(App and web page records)
Content starts
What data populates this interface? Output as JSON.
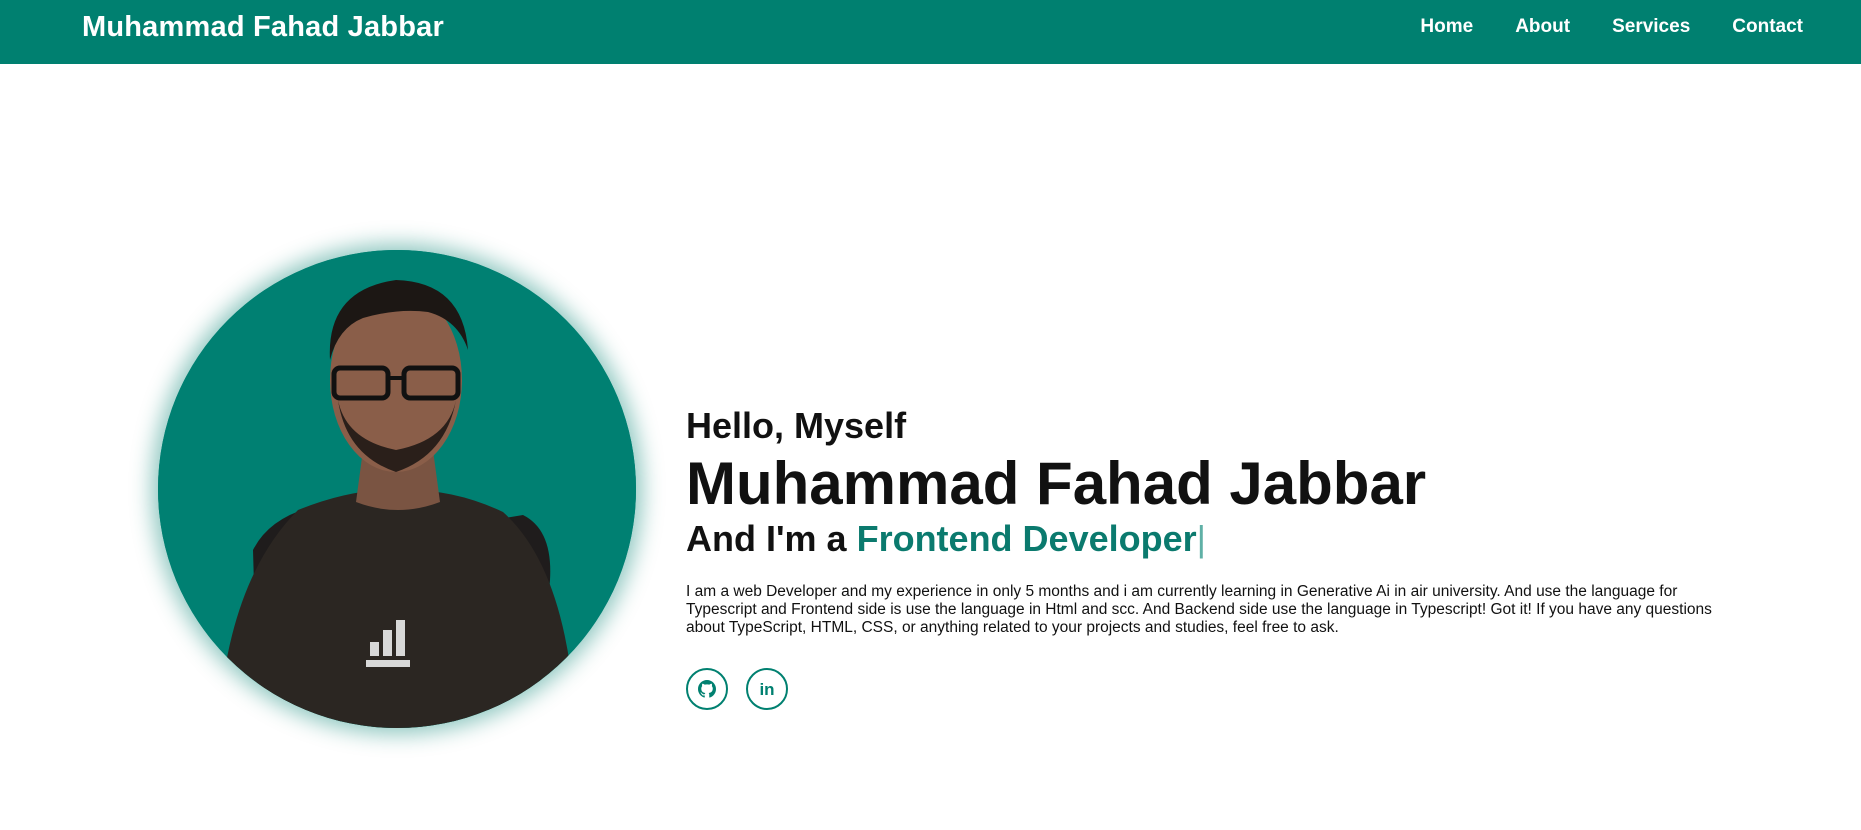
{
  "header": {
    "brand": "Muhammad Fahad Jabbar",
    "nav": [
      {
        "label": "Home"
      },
      {
        "label": "About"
      },
      {
        "label": "Services"
      },
      {
        "label": "Contact"
      }
    ]
  },
  "hero": {
    "greeting": "Hello, Myself",
    "name": "Muhammad Fahad Jabbar",
    "role_prefix": "And I'm a ",
    "role_highlight": "Frontend Developer",
    "cursor": "|",
    "bio": "I am a web Developer and my experience in only 5 months and i am currently learning in Generative Ai in air university. And use the language for Typescript and Frontend side is use the language in Html and scc. And Backend side use the language in Typescript! Got it! If you have any questions about TypeScript, HTML, CSS, or anything related to your projects and studies, feel free to ask.",
    "avatar_icon": "profile-photo",
    "socials": [
      {
        "name": "github-icon"
      },
      {
        "name": "linkedin-icon",
        "glyph": "in"
      }
    ]
  },
  "colors": {
    "brand": "#008070",
    "highlight": "#0b7a6e",
    "background": "#ffffff"
  }
}
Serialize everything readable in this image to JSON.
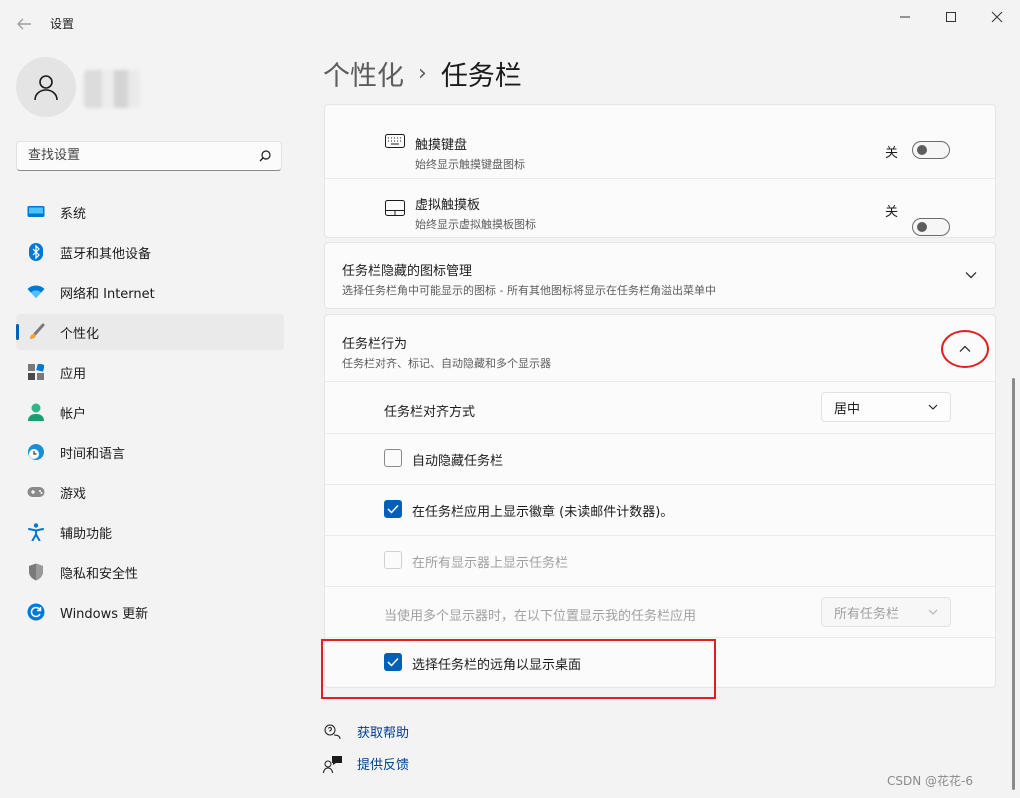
{
  "window": {
    "title": "设置"
  },
  "user": {
    "name": ""
  },
  "search": {
    "placeholder": "查找设置"
  },
  "nav": {
    "items": [
      {
        "label": "系统",
        "icon": "system-icon"
      },
      {
        "label": "蓝牙和其他设备",
        "icon": "bluetooth-icon"
      },
      {
        "label": "网络和 Internet",
        "icon": "network-icon"
      },
      {
        "label": "个性化",
        "icon": "brush-icon",
        "active": true
      },
      {
        "label": "应用",
        "icon": "apps-icon"
      },
      {
        "label": "帐户",
        "icon": "account-icon"
      },
      {
        "label": "时间和语言",
        "icon": "time-language-icon"
      },
      {
        "label": "游戏",
        "icon": "gaming-icon"
      },
      {
        "label": "辅助功能",
        "icon": "accessibility-icon"
      },
      {
        "label": "隐私和安全性",
        "icon": "shield-icon"
      },
      {
        "label": "Windows 更新",
        "icon": "update-icon"
      }
    ]
  },
  "header": {
    "parent": "个性化",
    "separator": "›",
    "current": "任务栏"
  },
  "pen_items": {
    "touch_keyboard": {
      "title": "触摸键盘",
      "subtitle": "始终显示触摸键盘图标",
      "state": "关",
      "on": false
    },
    "touchpad": {
      "title": "虚拟触摸板",
      "subtitle": "始终显示虚拟触摸板图标",
      "state": "关",
      "on": false
    }
  },
  "overflow": {
    "title": "任务栏隐藏的图标管理",
    "subtitle": "选择任务栏角中可能显示的图标 - 所有其他图标将显示在任务栏角溢出菜单中"
  },
  "behaviors": {
    "title": "任务栏行为",
    "subtitle": "任务栏对齐、标记、自动隐藏和多个显示器",
    "alignment_label": "任务栏对齐方式",
    "alignment_value": "居中",
    "auto_hide": {
      "label": "自动隐藏任务栏",
      "checked": false
    },
    "badges": {
      "label": "在任务栏应用上显示徽章 (未读邮件计数器)。",
      "checked": true
    },
    "all_displays": {
      "label": "在所有显示器上显示任务栏",
      "checked": false,
      "disabled": true
    },
    "multi_display_label": "当使用多个显示器时，在以下位置显示我的任务栏应用",
    "multi_display_value": "所有任务栏",
    "far_corner": {
      "label": "选择任务栏的远角以显示桌面",
      "checked": true
    }
  },
  "footer": {
    "help": "获取帮助",
    "feedback": "提供反馈"
  },
  "watermark": "CSDN @花花-6",
  "colors": {
    "accent": "#005fb8",
    "annotation": "#e02020",
    "link": "#003e92"
  }
}
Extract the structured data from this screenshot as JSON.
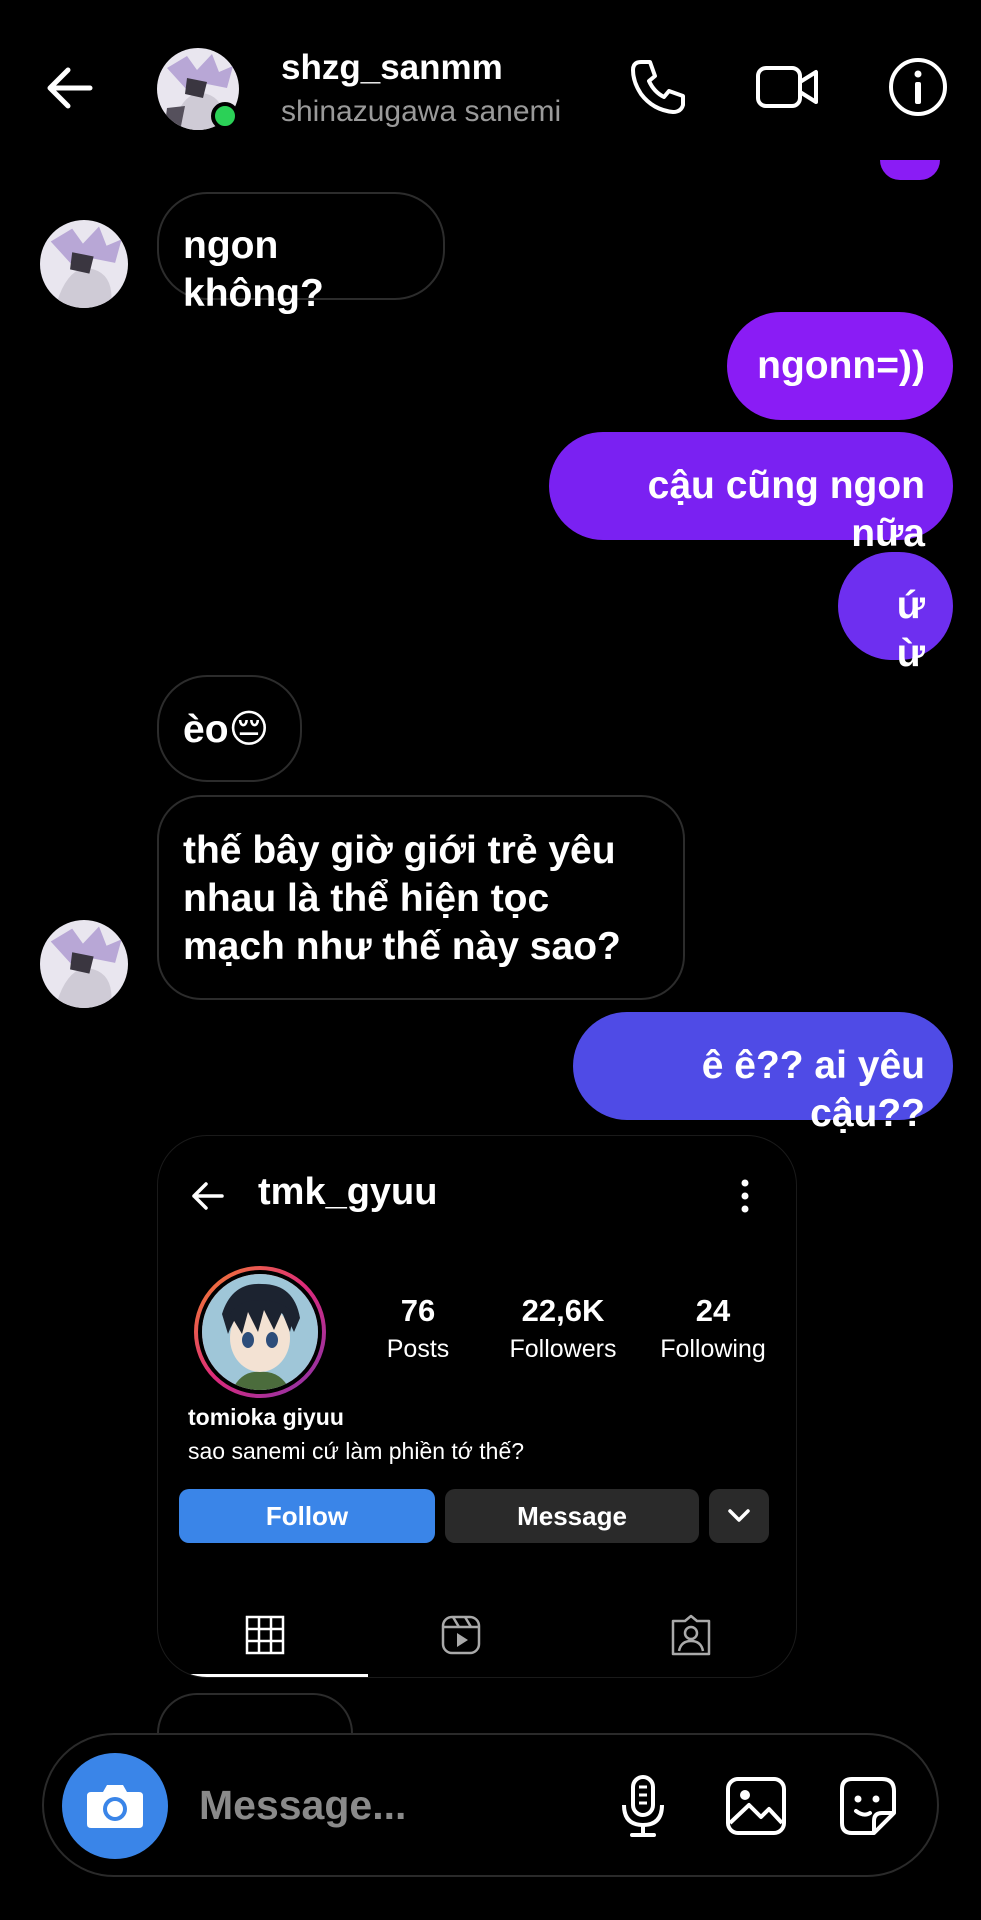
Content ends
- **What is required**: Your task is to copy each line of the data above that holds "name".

- **Response box**:
    "name": "Muhammad Fahad Jabbar",
        "name": "github-icon"
        "name": "linkedin-icon",
    "name": ""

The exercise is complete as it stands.